For example, if you invest £1,000 in a four-year bond with an interest rate of 8% per annum, you will receive £80 (before tax) of interest each year for the next four years – in total you will receive £320 gross rate of return – and when the bond matures you will receive your original £1,000 investment back too.
How do they differ to equity pitches?
Equity crowdfunding allows investors to purchase shares in a business, whereas bonds are a debt based investment where you lend money to a company in return for fixed interest payments.
When you invest in exchange for equity you become a part owner of the business and will share any dividend payments or profits from the sale of the company.
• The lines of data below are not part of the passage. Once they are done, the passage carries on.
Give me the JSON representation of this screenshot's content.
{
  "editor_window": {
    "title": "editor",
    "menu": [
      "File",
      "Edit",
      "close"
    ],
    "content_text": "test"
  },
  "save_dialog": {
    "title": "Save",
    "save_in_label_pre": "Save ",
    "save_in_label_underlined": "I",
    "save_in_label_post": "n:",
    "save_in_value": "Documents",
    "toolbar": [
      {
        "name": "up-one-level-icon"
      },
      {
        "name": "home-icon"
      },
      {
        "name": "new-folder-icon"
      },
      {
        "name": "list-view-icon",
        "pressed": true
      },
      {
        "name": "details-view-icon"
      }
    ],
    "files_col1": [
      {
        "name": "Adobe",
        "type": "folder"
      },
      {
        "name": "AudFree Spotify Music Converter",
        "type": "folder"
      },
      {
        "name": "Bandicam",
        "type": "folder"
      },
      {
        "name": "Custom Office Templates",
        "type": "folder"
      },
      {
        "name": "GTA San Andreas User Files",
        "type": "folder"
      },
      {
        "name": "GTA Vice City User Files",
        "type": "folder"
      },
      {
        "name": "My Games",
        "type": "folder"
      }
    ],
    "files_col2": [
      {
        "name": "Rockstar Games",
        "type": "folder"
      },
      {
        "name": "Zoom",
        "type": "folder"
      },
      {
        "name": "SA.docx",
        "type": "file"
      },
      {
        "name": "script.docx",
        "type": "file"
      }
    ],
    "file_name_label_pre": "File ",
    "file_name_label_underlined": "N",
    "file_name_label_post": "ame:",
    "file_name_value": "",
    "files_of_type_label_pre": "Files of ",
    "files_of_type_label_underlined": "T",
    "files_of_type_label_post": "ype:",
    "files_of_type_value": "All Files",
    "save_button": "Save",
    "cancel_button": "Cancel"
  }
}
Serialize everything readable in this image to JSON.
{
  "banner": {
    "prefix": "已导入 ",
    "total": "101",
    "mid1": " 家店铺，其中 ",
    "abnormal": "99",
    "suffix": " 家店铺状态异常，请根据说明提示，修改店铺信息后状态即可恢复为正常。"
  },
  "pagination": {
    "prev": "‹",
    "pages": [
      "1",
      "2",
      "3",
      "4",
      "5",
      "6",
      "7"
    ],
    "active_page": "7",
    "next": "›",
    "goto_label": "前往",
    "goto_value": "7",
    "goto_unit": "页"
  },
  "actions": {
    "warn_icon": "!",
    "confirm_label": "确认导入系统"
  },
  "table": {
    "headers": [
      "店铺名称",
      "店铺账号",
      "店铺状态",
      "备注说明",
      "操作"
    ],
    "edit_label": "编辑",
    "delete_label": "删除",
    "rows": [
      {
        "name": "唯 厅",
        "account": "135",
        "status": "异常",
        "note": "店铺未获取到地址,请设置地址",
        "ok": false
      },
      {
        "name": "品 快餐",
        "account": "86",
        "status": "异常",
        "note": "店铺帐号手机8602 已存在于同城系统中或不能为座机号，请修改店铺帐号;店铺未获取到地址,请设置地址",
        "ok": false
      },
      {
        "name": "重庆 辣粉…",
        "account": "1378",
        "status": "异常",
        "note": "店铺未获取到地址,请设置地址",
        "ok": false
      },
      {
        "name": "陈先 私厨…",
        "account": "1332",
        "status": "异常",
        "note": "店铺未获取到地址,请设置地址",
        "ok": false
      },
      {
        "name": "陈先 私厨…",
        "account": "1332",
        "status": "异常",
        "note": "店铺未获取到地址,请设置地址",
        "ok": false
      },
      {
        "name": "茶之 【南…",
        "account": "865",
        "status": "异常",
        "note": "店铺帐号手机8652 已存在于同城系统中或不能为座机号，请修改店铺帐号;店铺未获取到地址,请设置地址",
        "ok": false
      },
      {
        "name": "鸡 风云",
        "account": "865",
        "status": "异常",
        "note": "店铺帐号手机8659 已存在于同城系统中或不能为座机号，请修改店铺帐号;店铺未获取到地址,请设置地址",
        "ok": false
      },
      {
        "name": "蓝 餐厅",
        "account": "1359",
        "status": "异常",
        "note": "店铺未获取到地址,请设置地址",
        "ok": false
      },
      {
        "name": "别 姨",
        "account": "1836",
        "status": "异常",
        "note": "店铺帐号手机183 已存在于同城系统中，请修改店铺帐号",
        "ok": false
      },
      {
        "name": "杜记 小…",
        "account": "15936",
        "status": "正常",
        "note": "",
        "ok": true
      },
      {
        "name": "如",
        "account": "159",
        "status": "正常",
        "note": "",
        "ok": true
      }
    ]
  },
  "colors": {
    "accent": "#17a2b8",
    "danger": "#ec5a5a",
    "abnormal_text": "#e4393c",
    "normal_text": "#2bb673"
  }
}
By purchasing debt, in this case, a bond, you become a creditor to the company and are rewarded through regular interest payments.
In short, bonds give you a regular return on your investment. They are less risky than investing in equity, but the return on investment will be fixed. However, with bonds, your capital is still at risk; they are unsecured, non-convertible and whilst they may be transferable, liquidity is not guaranteed.
As with any investment, there are risks associated with crowdfunding investments. For further information regarding the risks associated with investments through Crowdcube please see here.
In order to mitigate the risks attached to crowdfunding investments, many investors seek to invest in a diverse portfolio of businesses. Many startups do not succeed, hence the importance of having a diversified portfolio, as even if just a few of your investments are successful, they may deliver a large enough return to make up for any potential losses. To date, only 12% of businesses to fund on Crowdcube have failed, demonstrating the sophistication of crowd investors.